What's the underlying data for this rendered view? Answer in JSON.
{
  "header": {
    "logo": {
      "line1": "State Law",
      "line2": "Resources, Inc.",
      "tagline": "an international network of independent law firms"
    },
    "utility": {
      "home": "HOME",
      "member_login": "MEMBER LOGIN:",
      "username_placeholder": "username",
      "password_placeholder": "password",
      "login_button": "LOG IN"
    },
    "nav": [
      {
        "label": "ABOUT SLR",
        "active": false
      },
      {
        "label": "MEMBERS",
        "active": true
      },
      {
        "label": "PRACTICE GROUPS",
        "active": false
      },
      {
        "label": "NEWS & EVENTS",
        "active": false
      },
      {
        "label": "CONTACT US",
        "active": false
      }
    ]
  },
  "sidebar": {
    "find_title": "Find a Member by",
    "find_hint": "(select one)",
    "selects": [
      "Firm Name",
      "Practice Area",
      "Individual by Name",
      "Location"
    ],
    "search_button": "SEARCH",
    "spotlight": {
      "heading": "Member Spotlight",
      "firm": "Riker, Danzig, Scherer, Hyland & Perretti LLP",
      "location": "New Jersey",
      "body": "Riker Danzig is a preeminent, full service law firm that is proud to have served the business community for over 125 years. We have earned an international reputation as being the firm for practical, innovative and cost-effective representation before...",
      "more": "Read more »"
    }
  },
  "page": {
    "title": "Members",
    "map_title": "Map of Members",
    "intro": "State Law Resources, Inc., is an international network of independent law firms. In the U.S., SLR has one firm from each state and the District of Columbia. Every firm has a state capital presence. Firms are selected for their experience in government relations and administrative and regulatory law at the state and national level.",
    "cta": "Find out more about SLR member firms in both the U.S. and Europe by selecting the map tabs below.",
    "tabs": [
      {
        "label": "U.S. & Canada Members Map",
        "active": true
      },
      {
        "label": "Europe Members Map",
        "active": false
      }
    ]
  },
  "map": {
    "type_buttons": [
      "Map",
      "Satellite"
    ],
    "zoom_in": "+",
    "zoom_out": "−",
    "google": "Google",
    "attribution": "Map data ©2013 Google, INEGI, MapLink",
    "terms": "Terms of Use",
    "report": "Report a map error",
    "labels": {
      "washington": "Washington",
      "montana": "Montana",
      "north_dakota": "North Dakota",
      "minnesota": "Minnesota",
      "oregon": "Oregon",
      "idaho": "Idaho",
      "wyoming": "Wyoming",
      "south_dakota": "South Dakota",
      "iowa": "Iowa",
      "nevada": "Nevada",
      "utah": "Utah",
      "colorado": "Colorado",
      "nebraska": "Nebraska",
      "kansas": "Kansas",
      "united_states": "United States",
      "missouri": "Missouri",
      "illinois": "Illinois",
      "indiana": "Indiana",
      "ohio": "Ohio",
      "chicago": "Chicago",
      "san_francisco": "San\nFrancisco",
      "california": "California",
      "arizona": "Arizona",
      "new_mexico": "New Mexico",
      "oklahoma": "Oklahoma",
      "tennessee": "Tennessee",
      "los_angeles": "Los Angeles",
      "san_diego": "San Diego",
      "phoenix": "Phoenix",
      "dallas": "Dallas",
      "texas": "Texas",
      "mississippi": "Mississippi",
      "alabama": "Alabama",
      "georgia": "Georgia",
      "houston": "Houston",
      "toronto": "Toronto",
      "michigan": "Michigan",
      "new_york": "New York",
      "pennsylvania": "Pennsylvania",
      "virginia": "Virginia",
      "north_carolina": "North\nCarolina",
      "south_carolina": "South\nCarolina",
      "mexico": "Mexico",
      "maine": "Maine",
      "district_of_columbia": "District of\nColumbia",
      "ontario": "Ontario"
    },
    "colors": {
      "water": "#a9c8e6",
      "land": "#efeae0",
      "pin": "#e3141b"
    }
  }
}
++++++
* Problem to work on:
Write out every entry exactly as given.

* Result of the task:
What's the underlying data for this rendered view? Answer in JSON.
{
  "header": {
    "logo": {
      "line1": "State Law",
      "line2": "Resources, Inc.",
      "tagline": "an international network of independent law firms"
    },
    "utility": {
      "home": "HOME",
      "member_login": "MEMBER LOGIN:",
      "username_placeholder": "username",
      "password_placeholder": "password",
      "login_button": "LOG IN"
    },
    "nav": [
      {
        "label": "ABOUT SLR",
        "active": false
      },
      {
        "label": "MEMBERS",
        "active": true
      },
      {
        "label": "PRACTICE GROUPS",
        "active": false
      },
      {
        "label": "NEWS & EVENTS",
        "active": false
      },
      {
        "label": "CONTACT US",
        "active": false
      }
    ]
  },
  "sidebar": {
    "find_title": "Find a Member by",
    "find_hint": "(select one)",
    "selects": [
      "Firm Name",
      "Practice Area",
      "Individual by Name",
      "Location"
    ],
    "search_button": "SEARCH",
    "spotlight": {
      "heading": "Member Spotlight",
      "firm": "Riker, Danzig, Scherer, Hyland & Perretti LLP",
      "location": "New Jersey",
      "body": "Riker Danzig is a preeminent, full service law firm that is proud to have served the business community for over 125 years. We have earned an international reputation as being the firm for practical, innovative and cost-effective representation before...",
      "more": "Read more »"
    }
  },
  "page": {
    "title": "Members",
    "map_title": "Map of Members",
    "intro": "State Law Resources, Inc., is an international network of independent law firms. In the U.S., SLR has one firm from each state and the District of Columbia. Every firm has a state capital presence. Firms are selected for their experience in government relations and administrative and regulatory law at the state and national level.",
    "cta": "Find out more about SLR member firms in both the U.S. and Europe by selecting the map tabs below.",
    "tabs": [
      {
        "label": "U.S. & Canada Members Map",
        "active": true
      },
      {
        "label": "Europe Members Map",
        "active": false
      }
    ]
  },
  "map": {
    "type_buttons": [
      "Map",
      "Satellite"
    ],
    "zoom_in": "+",
    "zoom_out": "−",
    "google": "Google",
    "attribution": "Map data ©2013 Google, INEGI, MapLink",
    "terms": "Terms of Use",
    "report": "Report a map error",
    "labels": {
      "washington": "Washington",
      "montana": "Montana",
      "north_dakota": "North Dakota",
      "minnesota": "Minnesota",
      "oregon": "Oregon",
      "idaho": "Idaho",
      "wyoming": "Wyoming",
      "south_dakota": "South Dakota",
      "iowa": "Iowa",
      "nevada": "Nevada",
      "utah": "Utah",
      "colorado": "Colorado",
      "nebraska": "Nebraska",
      "kansas": "Kansas",
      "united_states": "United States",
      "missouri": "Missouri",
      "illinois": "Illinois",
      "indiana": "Indiana",
      "ohio": "Ohio",
      "chicago": "Chicago",
      "san_francisco": "San\nFrancisco",
      "california": "California",
      "arizona": "Arizona",
      "new_mexico": "New Mexico",
      "oklahoma": "Oklahoma",
      "tennessee": "Tennessee",
      "los_angeles": "Los Angeles",
      "san_diego": "San Diego",
      "phoenix": "Phoenix",
      "dallas": "Dallas",
      "texas": "Texas",
      "mississippi": "Mississippi",
      "alabama": "Alabama",
      "georgia": "Georgia",
      "houston": "Houston",
      "toronto": "Toronto",
      "michigan": "Michigan",
      "new_york": "New York",
      "pennsylvania": "Pennsylvania",
      "virginia": "Virginia",
      "north_carolina": "North\nCarolina",
      "south_carolina": "South\nCarolina",
      "mexico": "Mexico",
      "maine": "Maine",
      "district_of_columbia": "District of\nColumbia",
      "ontario": "Ontario"
    },
    "colors": {
      "water": "#a9c8e6",
      "land": "#efeae0",
      "pin": "#e3141b"
    }
  }
}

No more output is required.